New Deal author explains significance of WPA projects

Compiled by PNT Staff Writer Celena Cordova

Kathryn A. Flynn

Title: Executive Director, National New Deal Preservation Association and the NM
Chapter of the NNDPA.

Years of experience: I’ve been directly involved with researching the New Deal since 1990.

Title of books: The New Deal: “A 75th Anniversary Celebration,” “Treasures on NM Trails: New Deal Art and Architecture,” assisted with “A More Abundant Life.”
What is the significance of having the WPA exhibit in Portales?

This is the 75th anniversary of the New Deal and our group is trying to have as many events in as many towns as possible in New Mexico.

There are various buildings and art in Portales that people are not aware of that were built during that era (1933-43). Hopefully, the art exhibit in the New Deal-created Courthouse will bring more attention to Portales’ New Deal treasures. By coming more aware, folks hopefully will appreciate them more and protect them more.

How did you become interested in the WPA art and exhibits?

As deputy secretary of state, I was assigned the responsibility of compiling and editing the New Mexico Blue Book — a free publication of that office. Future editions featured New Deal paintings and New Deal buildings (including Roosevelt County Courthouse).

What are the cultural and educational benefits of knowledge of such art work?

It helped people to better understand artists since most folks thought they were a little strange and helped them to understand that they were just like everyone else who wanted to use their God-given talents the same as farmers, businessmen, teachers and doctors.
What is the significance of the New Deal on the culture of New Mexico?

It saved valuable information about our state and country from total economic and social destitution.

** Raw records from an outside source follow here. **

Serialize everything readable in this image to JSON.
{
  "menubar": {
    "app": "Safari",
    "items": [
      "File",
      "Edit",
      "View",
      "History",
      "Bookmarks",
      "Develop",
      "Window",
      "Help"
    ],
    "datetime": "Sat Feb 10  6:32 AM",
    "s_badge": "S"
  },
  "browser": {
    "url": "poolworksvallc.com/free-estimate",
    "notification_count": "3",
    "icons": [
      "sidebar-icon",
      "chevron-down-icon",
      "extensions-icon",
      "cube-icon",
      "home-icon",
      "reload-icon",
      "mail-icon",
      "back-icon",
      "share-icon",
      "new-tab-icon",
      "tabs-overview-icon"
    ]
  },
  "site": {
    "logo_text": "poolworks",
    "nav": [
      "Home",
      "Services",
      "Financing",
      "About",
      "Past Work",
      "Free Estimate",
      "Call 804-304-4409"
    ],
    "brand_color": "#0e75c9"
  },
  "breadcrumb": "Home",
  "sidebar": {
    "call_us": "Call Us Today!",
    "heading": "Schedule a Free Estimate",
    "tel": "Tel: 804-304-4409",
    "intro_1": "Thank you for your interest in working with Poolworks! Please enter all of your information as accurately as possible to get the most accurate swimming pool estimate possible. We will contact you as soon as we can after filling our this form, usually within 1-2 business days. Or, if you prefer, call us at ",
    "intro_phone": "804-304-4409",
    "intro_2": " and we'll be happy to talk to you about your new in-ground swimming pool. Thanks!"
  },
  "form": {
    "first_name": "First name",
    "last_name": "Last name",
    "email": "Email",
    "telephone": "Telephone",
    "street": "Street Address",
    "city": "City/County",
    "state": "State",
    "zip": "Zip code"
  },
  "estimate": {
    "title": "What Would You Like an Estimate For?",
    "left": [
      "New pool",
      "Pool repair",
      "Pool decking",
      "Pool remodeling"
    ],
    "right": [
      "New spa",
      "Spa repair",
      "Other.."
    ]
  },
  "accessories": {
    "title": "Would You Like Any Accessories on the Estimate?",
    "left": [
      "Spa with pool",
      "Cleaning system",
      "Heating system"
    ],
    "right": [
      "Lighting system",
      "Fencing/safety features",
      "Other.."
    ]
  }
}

The country was facing situations like we are facing this week but there was no way out and many people were starving because of lack of work and their lands having been destroyed by poor land conservation.

Explain why you believe it is important to preserve the WPA art?

It was the first time our country and government participated in financing public art and, as I noted above, most of the paintings and murals on buildings show what we looked like around the nation — it recorded our lifestyles and who we were then.

I understand that you are originally from Portales, did that play any role in your interest in WPA art?

Yes, I came to Portales in 1947 when my father became the Presbyterian preacher. As a teenager, I noticed the murals in the administration building and post office and thought they were something special. It wasn’t until later that I was also introduced to the New Deal art collection at Carrie Tingley Hospital in Truth or Consequences and physically responsible for the moving of it to Albuquerque.

When the hospital moved there, I promised one of the elder doctors (who loved art) that I would look after the paintings — not knowing how much that promise would affect my life years later. When I was told to do the New Mexico Blue Book for the Secretary of State’s office, I remembered the murals at ENMU and thought that I should look into how they got there, who did them, etc., and if there were others anywhere in New Mexico.

How does this art inspire you as an author?

Its beautiful, there is much variety — more than other state’s collections. It is a wonderful way to share and enhance visually about our history of New Mexico.

How does the exhibit in Portales help to celebrate the accomplishments of the New Deal in New Mexico?

No one else in the state has shown this photo exhibit in their New Deal jail and probably few Roosevelt county citizens have ever been up to the old jail so it takes care of promoting two things at the same time.

Explain how the exhibit gives Portales and other New Mexicans a sense of appreciation for art?

The exhibit gives the viewer a representation of what is out there and the variety that is included. Hopefully it will encourage them to get in their vehicles, go to different towns and states and look for the art and the buildings. This could even enhance the state’s tourism opportunities since the art and or buildings are in nearly every town in New Mexico. It can provide a new adventure around the state to see if you can locate this free, public fine art.

How do the exhibits statewide restore the relevance of these art works?

It is possibly a new or another way to show off our towns around the state. It is fun and valuable to have local communities “discover” the treasures that they have either taken for granted or have never noticed. There are interesting stories that have come out about some of them that can make families and communities very proud.

How do you feel about the turnout for the opening reception in Portales?

I was pleased because there were people there interested in Portales and New Mexico’s history and others that were exposed to a part of that history they didn’t know much about. For us, it was an opportunity to give public recognition to family members of individuals who were in one of the New Deal programs.

Information: Kathryn Flynn: